Eat a diverse diet
By eating different types of foods, we can help create demand for a wide variety of agricultural products, which is better for soil. Food diversity helps with biodiversity and soil fertility when land is used to grow multiple crops. For protein sources, the United States Department of Agriculture recommends varying "your protein routine."
So maybe our eyes were bigger than our appetites at the grocery store, and we end up with food we can't finish. Instead of throwing it in the garbage, consider investing in a compost system! Composting can return nutrients in food back to nature. And, compost will be great for our gardens next growing season.
Read labels on lawn and garden products

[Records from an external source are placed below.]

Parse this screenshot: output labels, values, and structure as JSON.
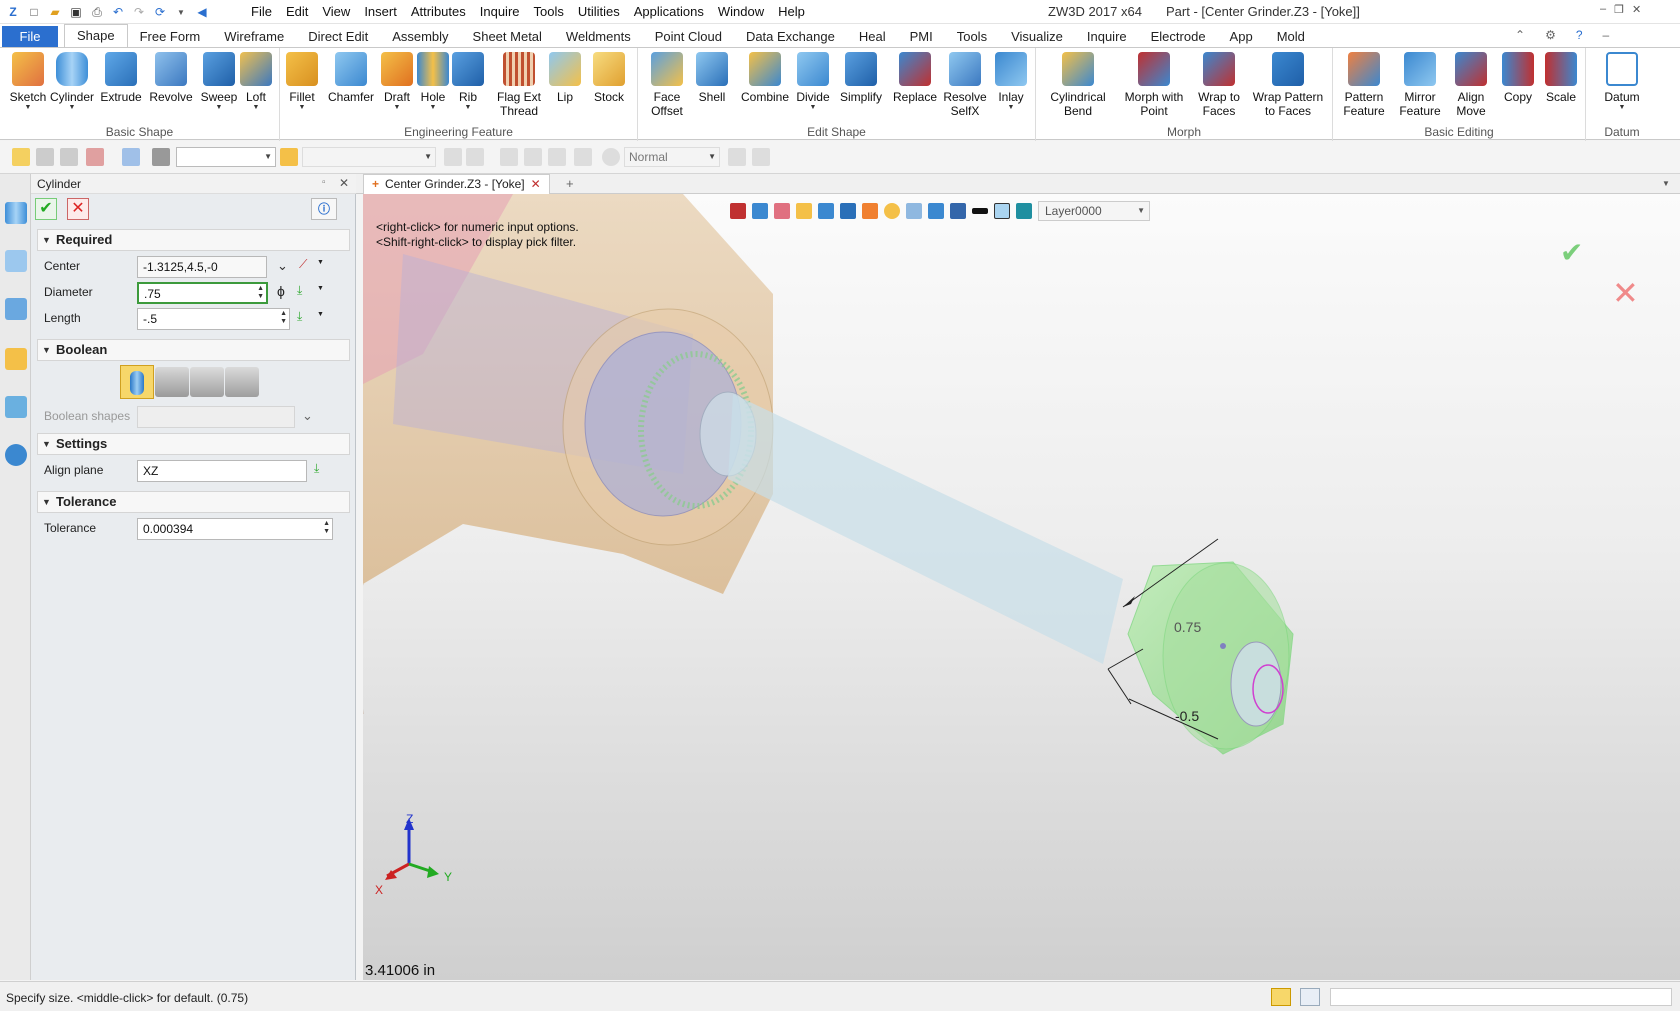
{
  "app": {
    "title": "ZW3D 2017  x64",
    "document": "Part - [Center Grinder.Z3 - [Yoke]]"
  },
  "menu": [
    "File",
    "Edit",
    "View",
    "Insert",
    "Attributes",
    "Inquire",
    "Tools",
    "Utilities",
    "Applications",
    "Window",
    "Help"
  ],
  "ribbon_tabs": [
    "File",
    "Shape",
    "Free Form",
    "Wireframe",
    "Direct Edit",
    "Assembly",
    "Sheet Metal",
    "Weldments",
    "Point Cloud",
    "Data Exchange",
    "Heal",
    "PMI",
    "Tools",
    "Visualize",
    "Inquire",
    "Electrode",
    "App",
    "Mold"
  ],
  "groups": {
    "basic_shape": {
      "label": "Basic Shape",
      "tools": [
        "Sketch",
        "Cylinder",
        "Extrude",
        "Revolve",
        "Sweep",
        "Loft"
      ]
    },
    "engineering": {
      "label": "Engineering Feature",
      "tools": [
        "Fillet",
        "Chamfer",
        "Draft",
        "Hole",
        "Rib",
        "Flag Ext Thread",
        "Lip",
        "Stock"
      ]
    },
    "edit_shape": {
      "label": "Edit Shape",
      "tools": [
        "Face Offset",
        "Shell",
        "Combine",
        "Divide",
        "Simplify",
        "Replace",
        "Resolve SelfX",
        "Inlay"
      ]
    },
    "morph": {
      "label": "Morph",
      "tools": [
        "Cylindrical Bend",
        "Morph with Point",
        "Wrap to Faces",
        "Wrap Pattern to Faces"
      ]
    },
    "basic_editing": {
      "label": "Basic Editing",
      "tools": [
        "Pattern Feature",
        "Mirror Feature",
        "Align Move",
        "Copy",
        "Scale"
      ]
    },
    "datum": {
      "label": "Datum",
      "tools": [
        "Datum"
      ]
    }
  },
  "toolbar2": {
    "render_mode": "Normal"
  },
  "panel": {
    "title": "Cylinder",
    "required": {
      "label": "Required",
      "center_label": "Center",
      "center": "-1.3125,4.5,-0",
      "diameter_label": "Diameter",
      "diameter": ".75",
      "length_label": "Length",
      "length": "-.5"
    },
    "boolean": {
      "label": "Boolean",
      "shapes_label": "Boolean shapes"
    },
    "settings": {
      "label": "Settings",
      "align_label": "Align plane",
      "align": "XZ"
    },
    "tolerance": {
      "label": "Tolerance",
      "tol_label": "Tolerance",
      "tol": "0.000394"
    }
  },
  "viewport": {
    "tab": "Center Grinder.Z3 - [Yoke]",
    "hint1": "<right-click> for numeric input options.",
    "hint2": "<Shift-right-click> to display pick filter.",
    "layer": "Layer0000",
    "dim_diameter": "0.75",
    "dim_length": "-0.5",
    "measure": "3.41006 in",
    "axes": {
      "x": "X",
      "y": "Y",
      "z": "Z"
    }
  },
  "status": "Specify size.  <middle-click> for default. (0.75)"
}
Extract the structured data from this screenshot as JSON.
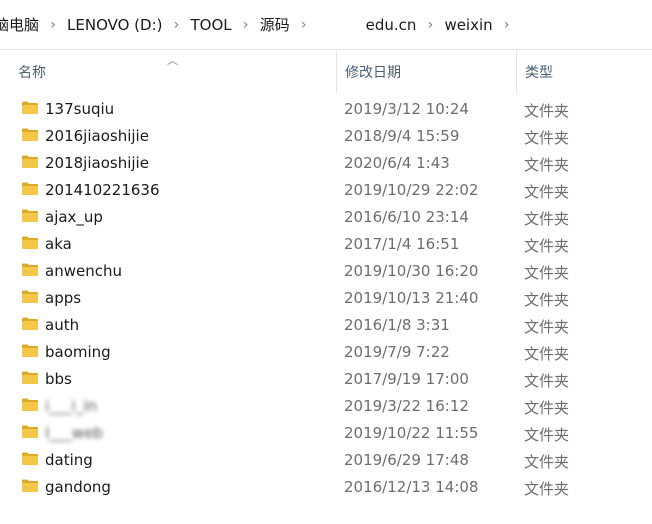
{
  "breadcrumb": {
    "items": [
      "脑电脑",
      "LENOVO (D:)",
      "TOOL",
      "源码",
      "edu.cn",
      "weixin"
    ],
    "separator": "›"
  },
  "columns": {
    "name": "名称",
    "date": "修改日期",
    "type": "类型"
  },
  "files": [
    {
      "name": "137suqiu",
      "date": "2019/3/12 10:24",
      "type": "文件夹"
    },
    {
      "name": "2016jiaoshijie",
      "date": "2018/9/4 15:59",
      "type": "文件夹"
    },
    {
      "name": "2018jiaoshijie",
      "date": "2020/6/4 1:43",
      "type": "文件夹"
    },
    {
      "name": "201410221636",
      "date": "2019/10/29 22:02",
      "type": "文件夹"
    },
    {
      "name": "ajax_up",
      "date": "2016/6/10 23:14",
      "type": "文件夹"
    },
    {
      "name": "aka",
      "date": "2017/1/4 16:51",
      "type": "文件夹"
    },
    {
      "name": "anwenchu",
      "date": "2019/10/30 16:20",
      "type": "文件夹"
    },
    {
      "name": "apps",
      "date": "2019/10/13 21:40",
      "type": "文件夹"
    },
    {
      "name": "auth",
      "date": "2016/1/8 3:31",
      "type": "文件夹"
    },
    {
      "name": "baoming",
      "date": "2019/7/9 7:22",
      "type": "文件夹"
    },
    {
      "name": "bbs",
      "date": "2017/9/19 17:00",
      "type": "文件夹"
    },
    {
      "name": "i___i_in",
      "date": "2019/3/22 16:12",
      "type": "文件夹",
      "redacted": true
    },
    {
      "name": "I___web",
      "date": "2019/10/22 11:55",
      "type": "文件夹",
      "redacted": true
    },
    {
      "name": "dating",
      "date": "2019/6/29 17:48",
      "type": "文件夹"
    },
    {
      "name": "gandong",
      "date": "2016/12/13 14:08",
      "type": "文件夹"
    }
  ],
  "colors": {
    "folder": "#f4c64a",
    "folder_tab": "#dca92b"
  }
}
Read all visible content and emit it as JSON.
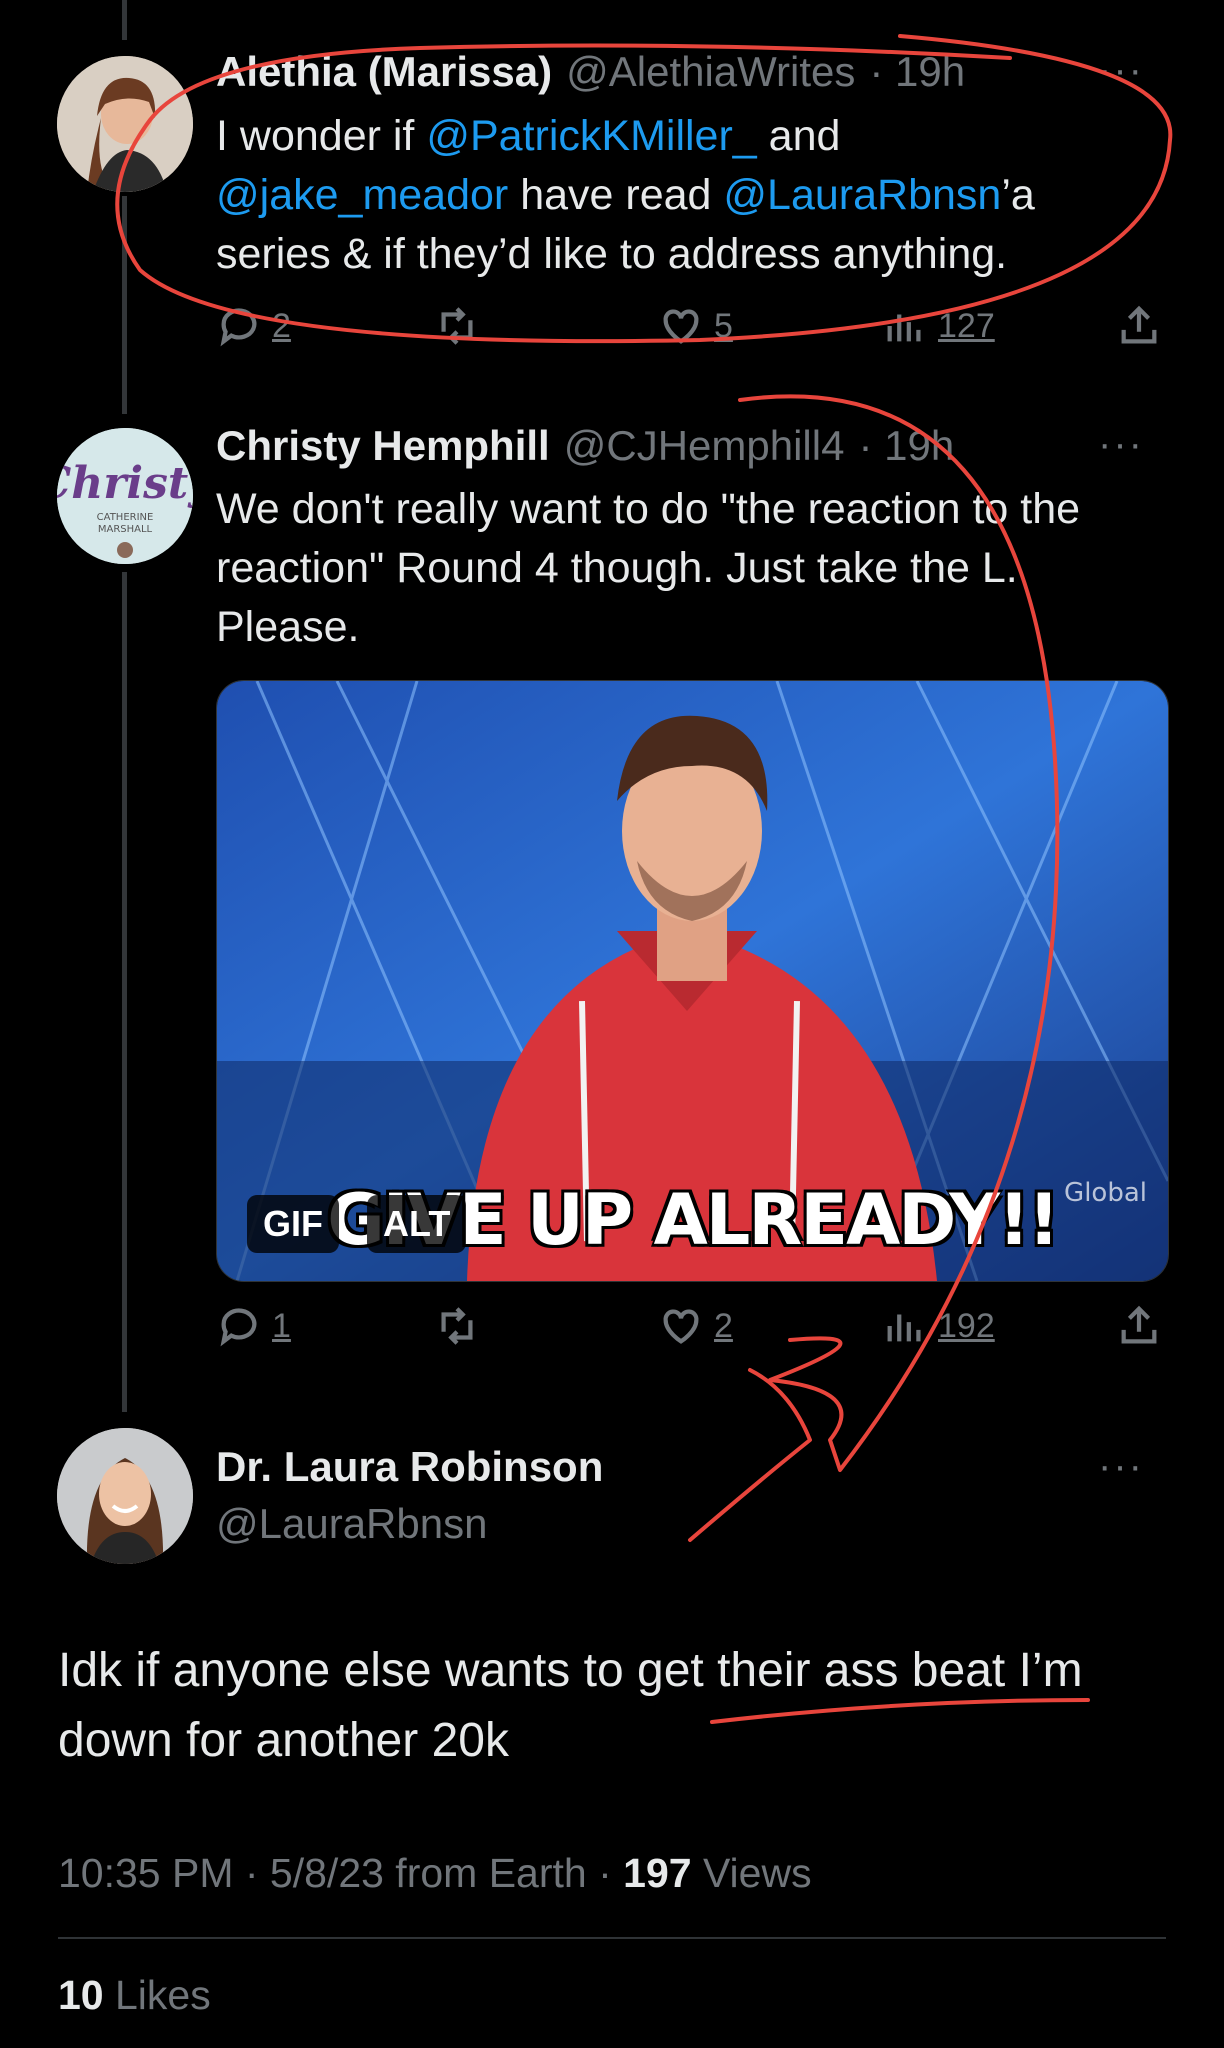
{
  "tweets": [
    {
      "name": "Alethia (Marissa)",
      "handle": "@AlethiaWrites",
      "time": "· 19h",
      "text_parts": [
        "I wonder if ",
        "@PatrickKMiller_",
        " and ",
        "@jake_meador",
        " have read ",
        "@LauraRbnsn",
        "’a series & if they’d like to address anything."
      ],
      "replies": "2",
      "likes": "5",
      "views": "127"
    },
    {
      "name": "Christy Hemphill",
      "handle": "@CJHemphill4",
      "time": "· 19h",
      "text": "We don't really want to do \"the reaction to the reaction\" Round 4 though. Just take the L. Please.",
      "media": {
        "gif_badge": "GIF",
        "alt_badge": "ALT",
        "caption": "GIVE UP ALREADY!!",
        "watermark": "Global"
      },
      "replies": "1",
      "likes": "2",
      "views": "192"
    }
  ],
  "main_tweet": {
    "name": "Dr. Laura Robinson",
    "handle": "@LauraRbnsn",
    "text": "Idk if anyone else wants to get their ass beat I’m down for another 20k",
    "time": "10:35 PM · 5/8/23 from Earth · ",
    "views_count": "197",
    "views_label": " Views",
    "likes_count": "10",
    "likes_label": " Likes"
  },
  "icons": {
    "more": "···"
  },
  "colors": {
    "background": "#000000",
    "text": "#e7e9ea",
    "secondary": "#71767b",
    "mention": "#1d9bf0",
    "annotation": "#e8453c"
  }
}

Walking through the aisles of any home improvement or garden store, there is a seemingly endless array of products for our lawns and gardens. No matter which product we end up selecting, the most important step before applying is to thoroughly read the label and all instructions. Over- and under-application of the product can both cause problems.
Perform soil tests
If we are looking to fertilize our lawn or garden, we need to know what nutrients are already in the soil before applying more. We might be able to save money and apply less fertilizer. Or, we might just need to add one specific nutrient, and not others. A simple way to get reliable results is to have our soil tested. Local university extension services can help provide information on testing soil. It's usually a matter of scooping up soil from a few areas of the yard and sending it in to the lab!

Remember to look for us at 
and join the conversation on Social Media. 

Peggy Cornelius, owner
Tom's Thumb Nursery & Landscaping   
Peggy Cornelius | Tom's Thumb Nursery & Landscaping  | 409-763-4713
2014 - 45th Street  Galveston, Texas 77550
  sales@tomsthumbnursery.com | www.tomsthumbnursery.com